======== Material shown

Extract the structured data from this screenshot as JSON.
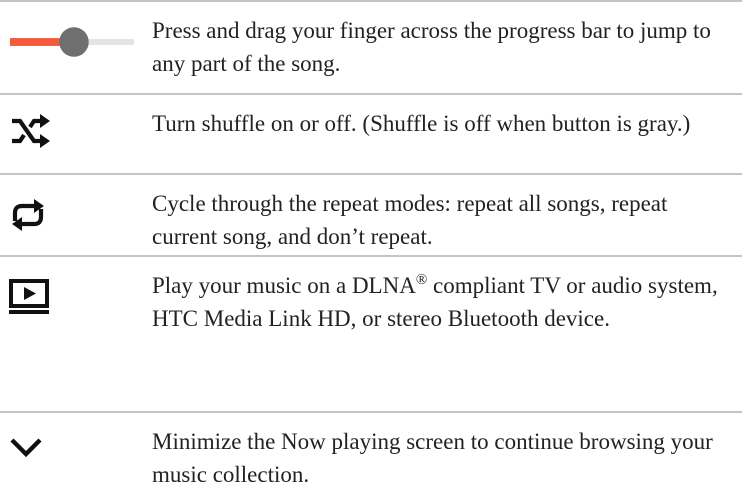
{
  "colors": {
    "progress_fill": "#f25c3c",
    "progress_track": "#e3e3e3",
    "thumb": "#6f6f6f",
    "icon": "#111111",
    "rule": "#c4c4c4",
    "text": "#222222"
  },
  "rows": [
    {
      "icon": "progress-bar-icon",
      "progress_fraction": 0.5,
      "text": "Press and drag your finger across the progress bar to jump to any part of the song."
    },
    {
      "icon": "shuffle-icon",
      "text": "Turn shuffle on or off. (Shuffle is off when button is gray.)"
    },
    {
      "icon": "repeat-icon",
      "text": "Cycle through the repeat modes: repeat all songs, repeat current song, and don’t repeat."
    },
    {
      "icon": "play-on-screen-icon",
      "text_before": "Play your music on a DLNA",
      "text_sup": "®",
      "text_after": " compliant TV or audio system, HTC Media Link HD, or stereo Bluetooth device."
    },
    {
      "icon": "chevron-down-icon",
      "text": "Minimize the Now playing screen to continue browsing your music collection."
    }
  ]
}
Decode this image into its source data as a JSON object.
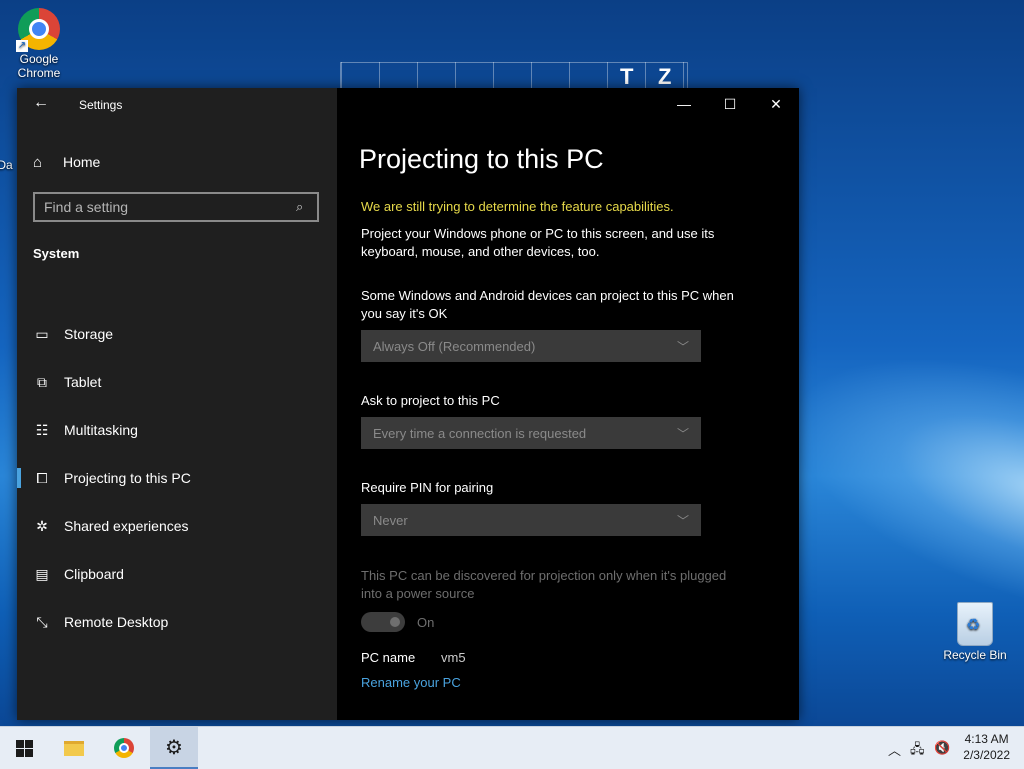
{
  "desktop": {
    "grid_letters": [
      "T",
      "Z"
    ],
    "icons": {
      "chrome_label_line1": "Google",
      "chrome_label_line2": "Chrome",
      "recycle_label": "Recycle Bin",
      "partial_label": "Da"
    }
  },
  "window": {
    "title": "Settings",
    "controls": {
      "minimize": "—",
      "maximize": "☐",
      "close": "✕"
    }
  },
  "sidebar": {
    "home_label": "Home",
    "search_placeholder": "Find a setting",
    "section_label": "System",
    "items": [
      {
        "label": "Storage",
        "icon": "storage-icon",
        "glyph": "▭",
        "active": false
      },
      {
        "label": "Tablet",
        "icon": "tablet-icon",
        "glyph": "⧉",
        "active": false
      },
      {
        "label": "Multitasking",
        "icon": "multitasking-icon",
        "glyph": "☷",
        "active": false
      },
      {
        "label": "Projecting to this PC",
        "icon": "projecting-icon",
        "glyph": "⧠",
        "active": true
      },
      {
        "label": "Shared experiences",
        "icon": "shared-experiences-icon",
        "glyph": "✲",
        "active": false
      },
      {
        "label": "Clipboard",
        "icon": "clipboard-icon",
        "glyph": "▤",
        "active": false
      },
      {
        "label": "Remote Desktop",
        "icon": "remote-desktop-icon",
        "glyph": "⤡",
        "active": false
      }
    ]
  },
  "main": {
    "title": "Projecting to this PC",
    "warning": "We are still trying to determine the feature capabilities.",
    "intro_line1": "Project your Windows phone or PC to this screen, and use its",
    "intro_line2": "keyboard, mouse, and other devices, too.",
    "setting1_line1": "Some Windows and Android devices can project to this PC when",
    "setting1_line2": "you say it's OK",
    "setting1_value": "Always Off (Recommended)",
    "setting2_label": "Ask to project to this PC",
    "setting2_value": "Every time a connection is requested",
    "setting3_label": "Require PIN for pairing",
    "setting3_value": "Never",
    "power_line1": "This PC can be discovered for projection only when it's plugged",
    "power_line2": "into a power source",
    "toggle_label": "On",
    "pc_name_label": "PC name",
    "pc_name_value": "vm5",
    "rename_link": "Rename your PC"
  },
  "taskbar": {
    "time": "4:13 AM",
    "date": "2/3/2022"
  },
  "colors": {
    "accent": "#4aa3df",
    "warning": "#e6d94a",
    "sidebar_bg": "#1f1f1f",
    "content_bg": "#000000"
  }
}
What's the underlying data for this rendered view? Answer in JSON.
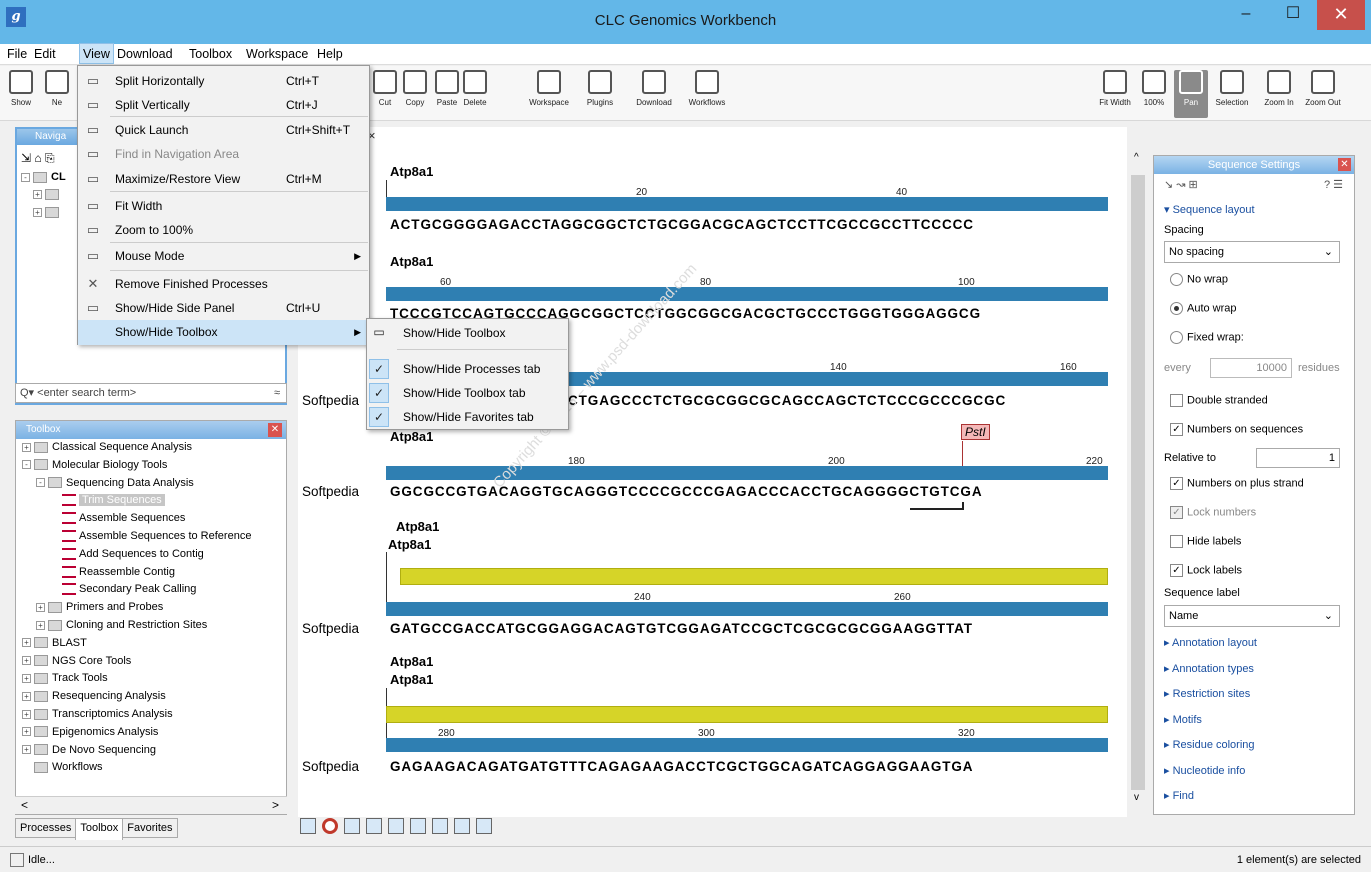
{
  "window": {
    "title": "CLC Genomics Workbench",
    "minimize": "–",
    "maximize": "☐",
    "close": "✕"
  },
  "menubar": [
    "File",
    "Edit",
    "View",
    "Download",
    "Toolbox",
    "Workspace",
    "Help"
  ],
  "toolbar": {
    "left": [
      "Show",
      "Ne"
    ],
    "main": [
      "Cut",
      "Copy",
      "Paste",
      "Delete",
      "Workspace",
      "Plugins",
      "Download",
      "Workflows"
    ],
    "right": [
      "Fit Width",
      "100%",
      "Pan",
      "Selection",
      "Zoom In",
      "Zoom Out"
    ]
  },
  "view_menu": [
    {
      "label": "Split Horizontally",
      "shortcut": "Ctrl+T",
      "icon": "split-horizontal-icon"
    },
    {
      "label": "Split Vertically",
      "shortcut": "Ctrl+J",
      "icon": "split-vertical-icon"
    },
    {
      "label": "Quick Launch",
      "shortcut": "Ctrl+Shift+T",
      "icon": "quick-launch-icon"
    },
    {
      "label": "Find in Navigation Area",
      "shortcut": "",
      "icon": "find-icon",
      "disabled": true
    },
    {
      "label": "Maximize/Restore View",
      "shortcut": "Ctrl+M",
      "icon": "maximize-icon"
    },
    {
      "label": "Fit Width",
      "shortcut": "",
      "icon": "fit-width-icon"
    },
    {
      "label": "Zoom to 100%",
      "shortcut": "",
      "icon": "zoom-100-icon"
    },
    {
      "label": "Mouse Mode",
      "shortcut": "",
      "icon": "mouse-icon",
      "submenu": true
    },
    {
      "label": "Remove Finished Processes",
      "shortcut": "",
      "icon": "remove-icon"
    },
    {
      "label": "Show/Hide Side Panel",
      "shortcut": "Ctrl+U",
      "icon": "side-panel-icon"
    },
    {
      "label": "Show/Hide Toolbox",
      "shortcut": "",
      "icon": "",
      "submenu": true
    }
  ],
  "submenu": [
    {
      "label": "Show/Hide Toolbox",
      "checked": false
    },
    {
      "label": "Show/Hide Processes tab",
      "checked": true
    },
    {
      "label": "Show/Hide Toolbox tab",
      "checked": true
    },
    {
      "label": "Show/Hide Favorites tab",
      "checked": true
    }
  ],
  "navigation": {
    "title": "Naviga",
    "root_label": "CL",
    "search_placeholder": "<enter search term>"
  },
  "toolbox": {
    "title": "Toolbox",
    "items": [
      {
        "label": "Classical Sequence Analysis",
        "level": 0,
        "toggle": "+"
      },
      {
        "label": "Molecular Biology Tools",
        "level": 0,
        "toggle": "-"
      },
      {
        "label": "Sequencing Data Analysis",
        "level": 1,
        "toggle": "-"
      },
      {
        "label": "Trim Sequences",
        "level": 2,
        "selected": true
      },
      {
        "label": "Assemble Sequences",
        "level": 2
      },
      {
        "label": "Assemble Sequences to Reference",
        "level": 2
      },
      {
        "label": "Add Sequences to Contig",
        "level": 2
      },
      {
        "label": "Reassemble Contig",
        "level": 2
      },
      {
        "label": "Secondary Peak Calling",
        "level": 2
      },
      {
        "label": "Primers and Probes",
        "level": 1,
        "toggle": "+"
      },
      {
        "label": "Cloning and Restriction Sites",
        "level": 1,
        "toggle": "+"
      },
      {
        "label": "BLAST",
        "level": 0,
        "toggle": "+"
      },
      {
        "label": "NGS Core Tools",
        "level": 0,
        "toggle": "+"
      },
      {
        "label": "Track Tools",
        "level": 0,
        "toggle": "+"
      },
      {
        "label": "Resequencing Analysis",
        "level": 0,
        "toggle": "+"
      },
      {
        "label": "Transcriptomics Analysis",
        "level": 0,
        "toggle": "+"
      },
      {
        "label": "Epigenomics Analysis",
        "level": 0,
        "toggle": "+"
      },
      {
        "label": "De Novo Sequencing",
        "level": 0,
        "toggle": "+"
      },
      {
        "label": "Workflows",
        "level": 0,
        "toggle": ""
      }
    ],
    "tabs": [
      "Processes",
      "Toolbox",
      "Favorites"
    ]
  },
  "editor": {
    "tab_close": "×",
    "label": "Atp8a1",
    "side_label": "Softpedia",
    "enzyme": "PstI",
    "watermark": "Copyright © 2015 – www.psd-download.com",
    "rows": [
      {
        "numbers": [
          "20",
          "40"
        ],
        "seq": "ACTGCGGGGAGACCTAGGCGGCTCTGCGGACGCAGCTCCTTCGCCGCCTTCCCCC"
      },
      {
        "numbers": [
          "60",
          "80",
          "100"
        ],
        "seq": "TCCCGTCCAGTGCCCAGGCGGCTCCTGGCGGCGACGCTGCCCTGGGTGGGAGGCG"
      },
      {
        "numbers": [
          "140",
          "160"
        ],
        "seq": "CTGAGCCCTCTGCGCGGCGCAGCCAGCTCTCCCGCCCGCGC"
      },
      {
        "numbers": [
          "180",
          "200",
          "220"
        ],
        "seq": "GGCGCCGTGACAGGTGCAGGGTCCCCGCCCGAGACCCACCTGCAGGGGCTGTCGA"
      },
      {
        "numbers": [
          "240",
          "260"
        ],
        "seq": "GATGCCGACCATGCGGAGGACAGTGTCGGAGATCCGCTCGCGCGCGGAAGGTTAT"
      },
      {
        "numbers": [
          "280",
          "300",
          "320"
        ],
        "seq": "GAGAAGACAGATGATGTTTCAGAGAAGACCTCGCTGGCAGATCAGGAGGAAGTGA"
      }
    ]
  },
  "settings": {
    "title": "Sequence Settings",
    "section": "Sequence layout",
    "spacing_label": "Spacing",
    "spacing_value": "No spacing",
    "no_wrap": "No wrap",
    "auto_wrap": "Auto wrap",
    "fixed_wrap": "Fixed wrap:",
    "every": "every",
    "every_value": "10000",
    "residues": "residues",
    "double_stranded": "Double stranded",
    "numbers_on_sequences": "Numbers on sequences",
    "relative_to": "Relative to",
    "relative_value": "1",
    "numbers_plus": "Numbers on plus strand",
    "lock_numbers": "Lock numbers",
    "hide_labels": "Hide labels",
    "lock_labels": "Lock labels",
    "sequence_label": "Sequence label",
    "sequence_label_value": "Name",
    "collapsed": [
      "Annotation layout",
      "Annotation types",
      "Restriction sites",
      "Motifs",
      "Residue coloring",
      "Nucleotide info",
      "Find"
    ]
  },
  "status": {
    "left": "Idle...",
    "right": "1 element(s) are selected"
  }
}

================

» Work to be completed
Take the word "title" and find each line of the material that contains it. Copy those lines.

» Solved exercise
    "title": "Settings",
    "title": "Projecting to this PC",
    "title": "CLC Genomics Workbench",
    "title": "Naviga",
    "title": "Toolbox",
    "title": "Sequence Settings",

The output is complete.